Greece has replaced Italy as the main gateway for migrants into Europe, with more than 100,000 arrivals in the first six months of 2015. Many want to move further into Europe and escape Greece’s economic crisis, but they face widespread dangers on the journey overland through the Balkans. VOA's Henry Ridgwell reports.
Video

Video Stink Intensifies as Lebanon’s Trash Crisis Continues

After the closure of a major rubbish dump a week ago, the streets of Beirut are filling up with trash. Having failed to draw up a plan B, politicians are struggling to deal with the problem. John Owens has more for VOA from Beirut.
Video

Video Paris Rolls Out Blueprint to Fight Climate Change

A U.N. climate conference in December aims to produce an ambitious agreement to fight heat-trapping greenhouse gases. But many local governments are not waiting, and have drafted their own climate action plans. That’s the case with Paris — which is getting special attention, since it’s hosting the climate summit. Lisa Bryant takes a look for VOA at the transformation of the French capital into an eco-city.
Video

Video Racially Diverse Spider-Man Takes Center Stage

Whether it’s in a comic book or on the big screen, fans have always known the man behind the Spider-Man mask as Peter Parker. But that is changing, at least in the comic book world. Marvel Comics announced that a character called Miles Morales will replace Peter Parker as Spider-Man in a new comic book series. He is half Latino, half African American, and he is quite popular among comic book fans. Correspondent Elizabeth Lee reports from Los Angeles.
Video

Video Critics of Japan Defense Policy Focus on Okinawa

In Okinawa, many locals have long complained that Tokyo places an unfair burden on the tiny island by locating most of Japan's U.S. military bases there. As Japan's government moves toward strengthening and expanding the country's defense policies, opponents of those plans are joining local protesters in Okinawa, voicing concern about where the country is headed. VOA’s Brian Padden reports from Okinawa.
Video

Video IS Uses Chemical Weapons in Syrian Attack

Islamic State militants have added a new weapon in their arsenal of fear: chemical weapons. VOA Kurdish service reporter Zana Omer was on the scene within hours of a recent attack in Hasakah, Syria, and has details of the subsequent investigation, in this report narrated by Miguel Amaya.
Video

Video Historic Symbol Is Theme of Vibrant New Show

A new exhibit in Washington is paying tribute to the American flag with a wide and eclectic selection of artwork that uses the historic symbol as its central theme.

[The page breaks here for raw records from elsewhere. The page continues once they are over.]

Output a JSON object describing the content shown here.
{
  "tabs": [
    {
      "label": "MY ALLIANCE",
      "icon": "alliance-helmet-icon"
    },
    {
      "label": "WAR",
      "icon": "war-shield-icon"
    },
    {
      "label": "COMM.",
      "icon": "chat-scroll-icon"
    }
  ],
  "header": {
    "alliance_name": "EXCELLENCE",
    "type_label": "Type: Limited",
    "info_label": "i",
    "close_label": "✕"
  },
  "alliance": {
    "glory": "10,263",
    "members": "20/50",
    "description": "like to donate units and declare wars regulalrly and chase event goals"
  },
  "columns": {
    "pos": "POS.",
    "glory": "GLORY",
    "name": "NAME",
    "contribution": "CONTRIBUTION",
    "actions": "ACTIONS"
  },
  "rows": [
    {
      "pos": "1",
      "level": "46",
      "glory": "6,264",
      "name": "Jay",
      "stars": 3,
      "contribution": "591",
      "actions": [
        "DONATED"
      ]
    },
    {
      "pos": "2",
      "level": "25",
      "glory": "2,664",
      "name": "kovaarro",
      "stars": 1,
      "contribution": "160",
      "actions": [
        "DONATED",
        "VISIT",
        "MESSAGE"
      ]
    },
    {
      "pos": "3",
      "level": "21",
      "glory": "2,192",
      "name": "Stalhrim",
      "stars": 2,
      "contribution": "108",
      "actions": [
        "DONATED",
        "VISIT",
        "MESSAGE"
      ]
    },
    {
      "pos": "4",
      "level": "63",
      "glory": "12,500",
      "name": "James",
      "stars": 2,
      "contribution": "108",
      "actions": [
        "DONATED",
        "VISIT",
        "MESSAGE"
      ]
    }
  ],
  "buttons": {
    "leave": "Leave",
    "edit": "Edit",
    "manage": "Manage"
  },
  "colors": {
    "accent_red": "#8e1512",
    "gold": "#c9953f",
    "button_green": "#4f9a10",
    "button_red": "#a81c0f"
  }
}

VOA’s Julie Taboh was at the DC Chamber of Commerce for the show’s opening.

VOA Blogs